▸ **Brief**
Each entry that follows is to be retyped exactly. Pictures do not belong in the copy.

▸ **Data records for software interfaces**

-- Opening Marker --

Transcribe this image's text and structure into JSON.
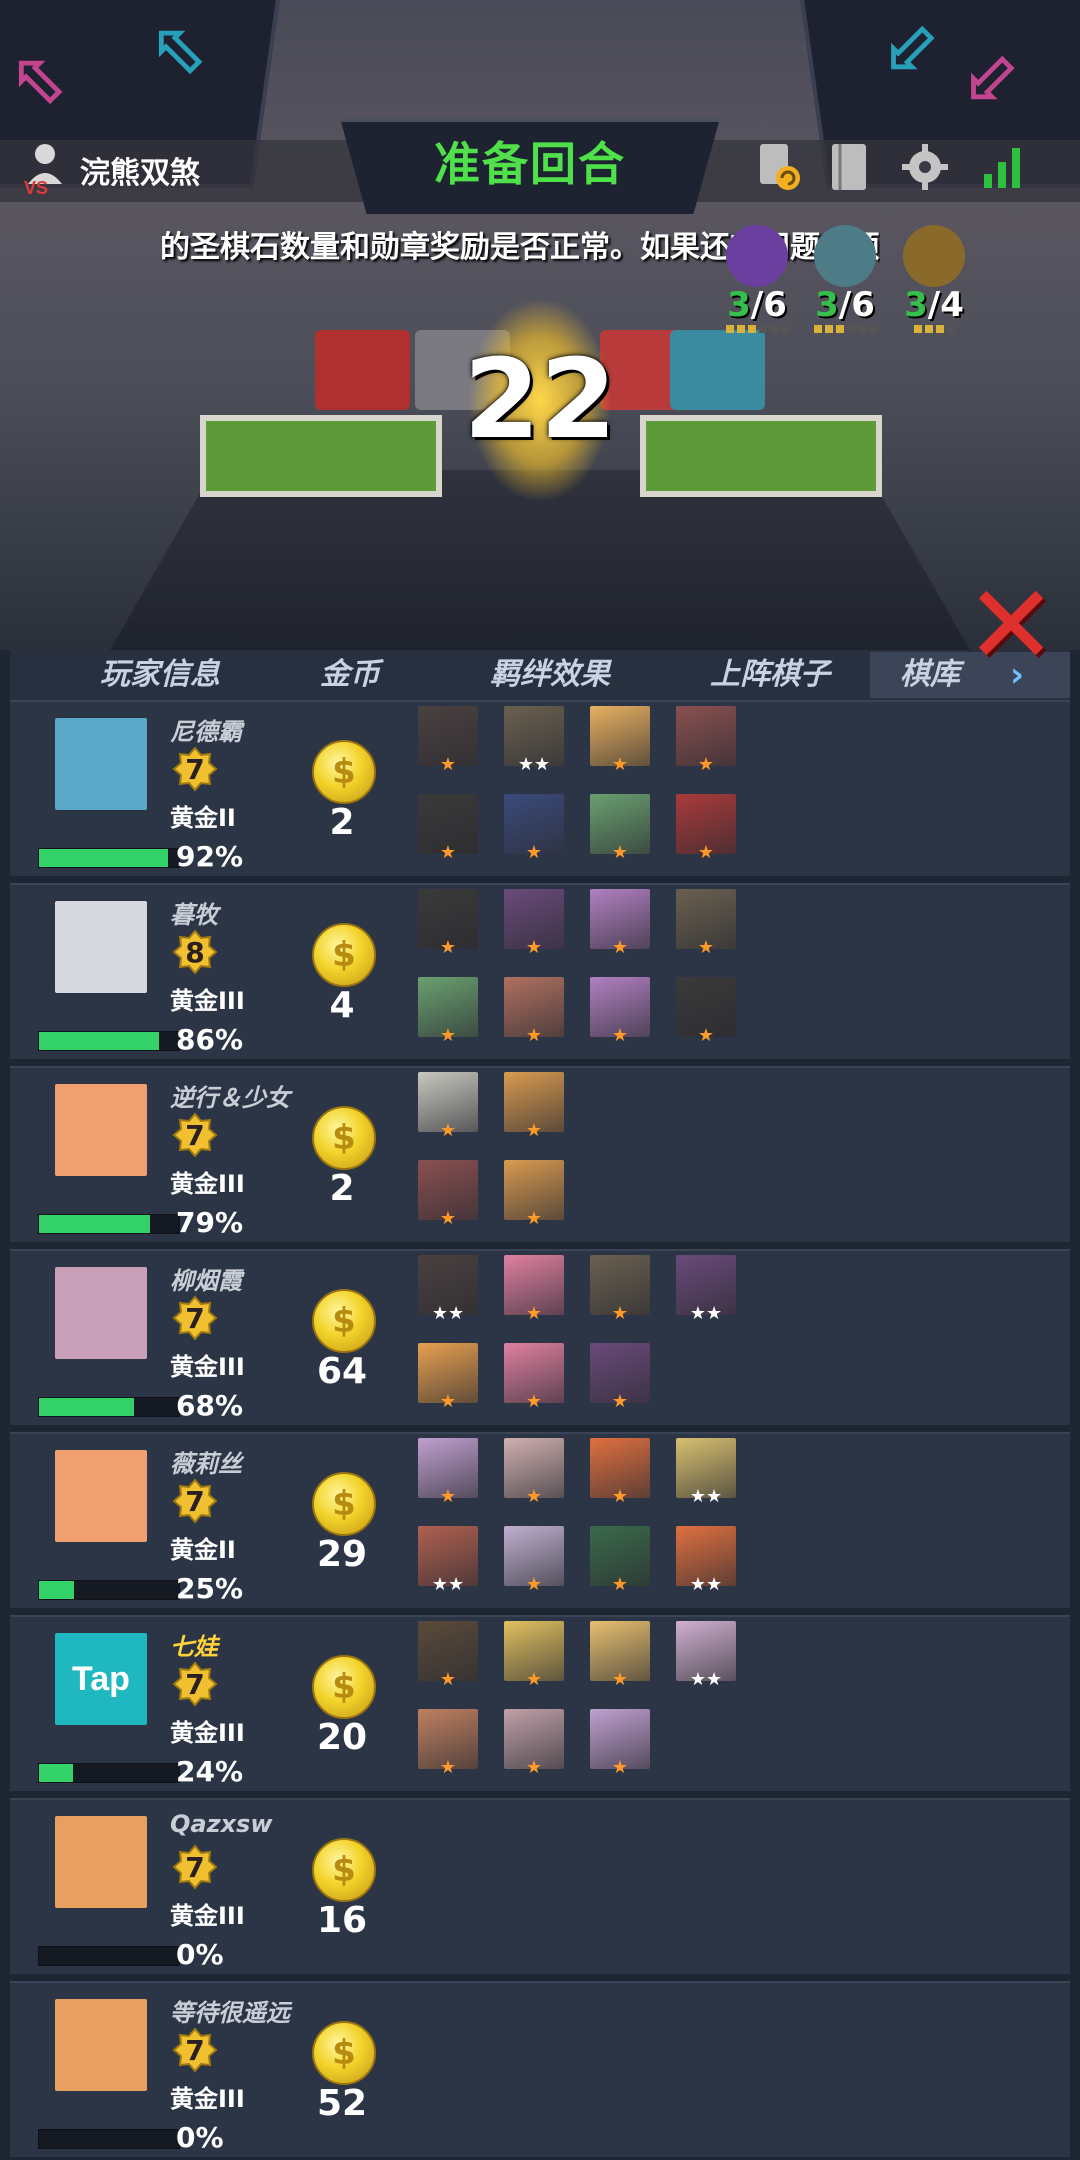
{
  "header": {
    "player_name": "浣熊双煞",
    "round_title": "准备回合",
    "countdown": "22",
    "marquee": "的圣棋石数量和勋章奖励是否正常。如果还有问题，烦请"
  },
  "traits": [
    {
      "active": "3",
      "total": "/6",
      "color": "#6b3fa0"
    },
    {
      "active": "3",
      "total": "/6",
      "color": "#4d7b86"
    },
    {
      "active": "3",
      "total": "/4",
      "color": "#8a6a2a"
    }
  ],
  "tabs": {
    "player_info": "玩家信息",
    "gold": "金币",
    "synergy": "羁绊效果",
    "board": "上阵棋子",
    "bench": "棋库",
    "bench_arrow": "›"
  },
  "coin_symbol": "$",
  "players": [
    {
      "name": "尼德霸",
      "level": "7",
      "rank": "黄金II",
      "hp": "92%",
      "hp_value": 0.92,
      "gold": "2",
      "avatar": "#5aa8c8",
      "highlight": false,
      "units_top": [
        {
          "c": "#4a4040",
          "s": "★",
          "t": "b"
        },
        {
          "c": "#6a6050",
          "s": "★★",
          "t": "s"
        },
        {
          "c": "#e8b060",
          "s": "★",
          "t": "b"
        },
        {
          "c": "#8a5050",
          "s": "★",
          "t": "b"
        }
      ],
      "units_bottom": [
        {
          "c": "#3a3a3a",
          "s": "★",
          "t": "b"
        },
        {
          "c": "#3a4a7a",
          "s": "★",
          "t": "b"
        },
        {
          "c": "#6aa070",
          "s": "★",
          "t": "b"
        },
        {
          "c": "#aa3a3a",
          "s": "★",
          "t": "b"
        }
      ]
    },
    {
      "name": "暮牧",
      "level": "8",
      "rank": "黄金III",
      "hp": "86%",
      "hp_value": 0.86,
      "gold": "4",
      "avatar": "#d8d8e0",
      "highlight": false,
      "units_top": [
        {
          "c": "#3a3a3a",
          "s": "★",
          "t": "b"
        },
        {
          "c": "#6a4a7a",
          "s": "★",
          "t": "b"
        },
        {
          "c": "#b080c0",
          "s": "★",
          "t": "b"
        },
        {
          "c": "#6a6050",
          "s": "★",
          "t": "b"
        }
      ],
      "units_bottom": [
        {
          "c": "#6aa070",
          "s": "★",
          "t": "b"
        },
        {
          "c": "#b07060",
          "s": "★",
          "t": "b"
        },
        {
          "c": "#b080c0",
          "s": "★",
          "t": "b"
        },
        {
          "c": "#3a3a3a",
          "s": "★",
          "t": "b"
        }
      ]
    },
    {
      "name": "逆行＆少女",
      "level": "7",
      "rank": "黄金III",
      "hp": "79%",
      "hp_value": 0.79,
      "gold": "2",
      "avatar": "#f0a070",
      "highlight": false,
      "units_top": [
        {
          "c": "#c8c8c0",
          "s": "★",
          "t": "b"
        },
        {
          "c": "#d89a50",
          "s": "★",
          "t": "b"
        }
      ],
      "units_bottom": [
        {
          "c": "#8a5050",
          "s": "★",
          "t": "b"
        },
        {
          "c": "#d89a50",
          "s": "★",
          "t": "b"
        }
      ]
    },
    {
      "name": "柳烟霞",
      "level": "7",
      "rank": "黄金III",
      "hp": "68%",
      "hp_value": 0.68,
      "gold": "64",
      "avatar": "#c8a0b8",
      "highlight": false,
      "units_top": [
        {
          "c": "#4a4040",
          "s": "★★",
          "t": "s"
        },
        {
          "c": "#e080a0",
          "s": "★",
          "t": "b"
        },
        {
          "c": "#6a6050",
          "s": "★",
          "t": "b"
        },
        {
          "c": "#6a4a7a",
          "s": "★★",
          "t": "s"
        }
      ],
      "units_bottom": [
        {
          "c": "#e8a050",
          "s": "★",
          "t": "b"
        },
        {
          "c": "#e080a0",
          "s": "★",
          "t": "b"
        },
        {
          "c": "#6a4a7a",
          "s": "★",
          "t": "b"
        }
      ]
    },
    {
      "name": "薇莉丝",
      "level": "7",
      "rank": "黄金II",
      "hp": "25%",
      "hp_value": 0.25,
      "gold": "29",
      "avatar": "#f0a070",
      "highlight": false,
      "units_top": [
        {
          "c": "#c0a0d0",
          "s": "★",
          "t": "b"
        },
        {
          "c": "#d0b0b0",
          "s": "★",
          "t": "b"
        },
        {
          "c": "#e07040",
          "s": "★",
          "t": "b"
        },
        {
          "c": "#d8c070",
          "s": "★★",
          "t": "s"
        }
      ],
      "units_bottom": [
        {
          "c": "#b06050",
          "s": "★★",
          "t": "s"
        },
        {
          "c": "#c0b0d0",
          "s": "★",
          "t": "b"
        },
        {
          "c": "#3a6a4a",
          "s": "★",
          "t": "b"
        },
        {
          "c": "#e07040",
          "s": "★★",
          "t": "s"
        }
      ]
    },
    {
      "name": "七娃",
      "level": "7",
      "rank": "黄金III",
      "hp": "24%",
      "hp_value": 0.24,
      "gold": "20",
      "avatar": "#20b8c0",
      "highlight": true,
      "avatar_text": "Tap",
      "units_top": [
        {
          "c": "#5a4a3a",
          "s": "★",
          "t": "b"
        },
        {
          "c": "#e0c060",
          "s": "★",
          "t": "b"
        },
        {
          "c": "#e8c070",
          "s": "★",
          "t": "b"
        },
        {
          "c": "#d0b0d0",
          "s": "★★",
          "t": "s"
        }
      ],
      "units_bottom": [
        {
          "c": "#c08060",
          "s": "★",
          "t": "b"
        },
        {
          "c": "#c0a0a8",
          "s": "★",
          "t": "b"
        },
        {
          "c": "#c0a0d0",
          "s": "★",
          "t": "b"
        }
      ]
    },
    {
      "name": "Qazxsw",
      "level": "7",
      "rank": "黄金III",
      "hp": "0%",
      "hp_value": 0,
      "gold": "16",
      "avatar": "#e8a060",
      "highlight": false,
      "units_top": [],
      "units_bottom": []
    },
    {
      "name": "等待很遥远",
      "level": "7",
      "rank": "黄金III",
      "hp": "0%",
      "hp_value": 0,
      "gold": "52",
      "avatar": "#e8a060",
      "highlight": false,
      "units_top": [],
      "units_bottom": []
    }
  ]
}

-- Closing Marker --

▸ **Exercise result**
Transcribe this image's text and structure into JSON.
{
  "header": {
    "player_name": "浣熊双煞",
    "round_title": "准备回合",
    "countdown": "22",
    "marquee": "的圣棋石数量和勋章奖励是否正常。如果还有问题，烦请"
  },
  "traits": [
    {
      "active": "3",
      "total": "/6",
      "color": "#6b3fa0"
    },
    {
      "active": "3",
      "total": "/6",
      "color": "#4d7b86"
    },
    {
      "active": "3",
      "total": "/4",
      "color": "#8a6a2a"
    }
  ],
  "tabs": {
    "player_info": "玩家信息",
    "gold": "金币",
    "synergy": "羁绊效果",
    "board": "上阵棋子",
    "bench": "棋库",
    "bench_arrow": "›"
  },
  "coin_symbol": "$",
  "players": [
    {
      "name": "尼德霸",
      "level": "7",
      "rank": "黄金II",
      "hp": "92%",
      "hp_value": 0.92,
      "gold": "2",
      "avatar": "#5aa8c8",
      "highlight": false,
      "units_top": [
        {
          "c": "#4a4040",
          "s": "★",
          "t": "b"
        },
        {
          "c": "#6a6050",
          "s": "★★",
          "t": "s"
        },
        {
          "c": "#e8b060",
          "s": "★",
          "t": "b"
        },
        {
          "c": "#8a5050",
          "s": "★",
          "t": "b"
        }
      ],
      "units_bottom": [
        {
          "c": "#3a3a3a",
          "s": "★",
          "t": "b"
        },
        {
          "c": "#3a4a7a",
          "s": "★",
          "t": "b"
        },
        {
          "c": "#6aa070",
          "s": "★",
          "t": "b"
        },
        {
          "c": "#aa3a3a",
          "s": "★",
          "t": "b"
        }
      ]
    },
    {
      "name": "暮牧",
      "level": "8",
      "rank": "黄金III",
      "hp": "86%",
      "hp_value": 0.86,
      "gold": "4",
      "avatar": "#d8d8e0",
      "highlight": false,
      "units_top": [
        {
          "c": "#3a3a3a",
          "s": "★",
          "t": "b"
        },
        {
          "c": "#6a4a7a",
          "s": "★",
          "t": "b"
        },
        {
          "c": "#b080c0",
          "s": "★",
          "t": "b"
        },
        {
          "c": "#6a6050",
          "s": "★",
          "t": "b"
        }
      ],
      "units_bottom": [
        {
          "c": "#6aa070",
          "s": "★",
          "t": "b"
        },
        {
          "c": "#b07060",
          "s": "★",
          "t": "b"
        },
        {
          "c": "#b080c0",
          "s": "★",
          "t": "b"
        },
        {
          "c": "#3a3a3a",
          "s": "★",
          "t": "b"
        }
      ]
    },
    {
      "name": "逆行＆少女",
      "level": "7",
      "rank": "黄金III",
      "hp": "79%",
      "hp_value": 0.79,
      "gold": "2",
      "avatar": "#f0a070",
      "highlight": false,
      "units_top": [
        {
          "c": "#c8c8c0",
          "s": "★",
          "t": "b"
        },
        {
          "c": "#d89a50",
          "s": "★",
          "t": "b"
        }
      ],
      "units_bottom": [
        {
          "c": "#8a5050",
          "s": "★",
          "t": "b"
        },
        {
          "c": "#d89a50",
          "s": "★",
          "t": "b"
        }
      ]
    },
    {
      "name": "柳烟霞",
      "level": "7",
      "rank": "黄金III",
      "hp": "68%",
      "hp_value": 0.68,
      "gold": "64",
      "avatar": "#c8a0b8",
      "highlight": false,
      "units_top": [
        {
          "c": "#4a4040",
          "s": "★★",
          "t": "s"
        },
        {
          "c": "#e080a0",
          "s": "★",
          "t": "b"
        },
        {
          "c": "#6a6050",
          "s": "★",
          "t": "b"
        },
        {
          "c": "#6a4a7a",
          "s": "★★",
          "t": "s"
        }
      ],
      "units_bottom": [
        {
          "c": "#e8a050",
          "s": "★",
          "t": "b"
        },
        {
          "c": "#e080a0",
          "s": "★",
          "t": "b"
        },
        {
          "c": "#6a4a7a",
          "s": "★",
          "t": "b"
        }
      ]
    },
    {
      "name": "薇莉丝",
      "level": "7",
      "rank": "黄金II",
      "hp": "25%",
      "hp_value": 0.25,
      "gold": "29",
      "avatar": "#f0a070",
      "highlight": false,
      "units_top": [
        {
          "c": "#c0a0d0",
          "s": "★",
          "t": "b"
        },
        {
          "c": "#d0b0b0",
          "s": "★",
          "t": "b"
        },
        {
          "c": "#e07040",
          "s": "★",
          "t": "b"
        },
        {
          "c": "#d8c070",
          "s": "★★",
          "t": "s"
        }
      ],
      "units_bottom": [
        {
          "c": "#b06050",
          "s": "★★",
          "t": "s"
        },
        {
          "c": "#c0b0d0",
          "s": "★",
          "t": "b"
        },
        {
          "c": "#3a6a4a",
          "s": "★",
          "t": "b"
        },
        {
          "c": "#e07040",
          "s": "★★",
          "t": "s"
        }
      ]
    },
    {
      "name": "七娃",
      "level": "7",
      "rank": "黄金III",
      "hp": "24%",
      "hp_value": 0.24,
      "gold": "20",
      "avatar": "#20b8c0",
      "highlight": true,
      "avatar_text": "Tap",
      "units_top": [
        {
          "c": "#5a4a3a",
          "s": "★",
          "t": "b"
        },
        {
          "c": "#e0c060",
          "s": "★",
          "t": "b"
        },
        {
          "c": "#e8c070",
          "s": "★",
          "t": "b"
        },
        {
          "c": "#d0b0d0",
          "s": "★★",
          "t": "s"
        }
      ],
      "units_bottom": [
        {
          "c": "#c08060",
          "s": "★",
          "t": "b"
        },
        {
          "c": "#c0a0a8",
          "s": "★",
          "t": "b"
        },
        {
          "c": "#c0a0d0",
          "s": "★",
          "t": "b"
        }
      ]
    },
    {
      "name": "Qazxsw",
      "level": "7",
      "rank": "黄金III",
      "hp": "0%",
      "hp_value": 0,
      "gold": "16",
      "avatar": "#e8a060",
      "highlight": false,
      "units_top": [],
      "units_bottom": []
    },
    {
      "name": "等待很遥远",
      "level": "7",
      "rank": "黄金III",
      "hp": "0%",
      "hp_value": 0,
      "gold": "52",
      "avatar": "#e8a060",
      "highlight": false,
      "units_top": [],
      "units_bottom": []
    }
  ]
}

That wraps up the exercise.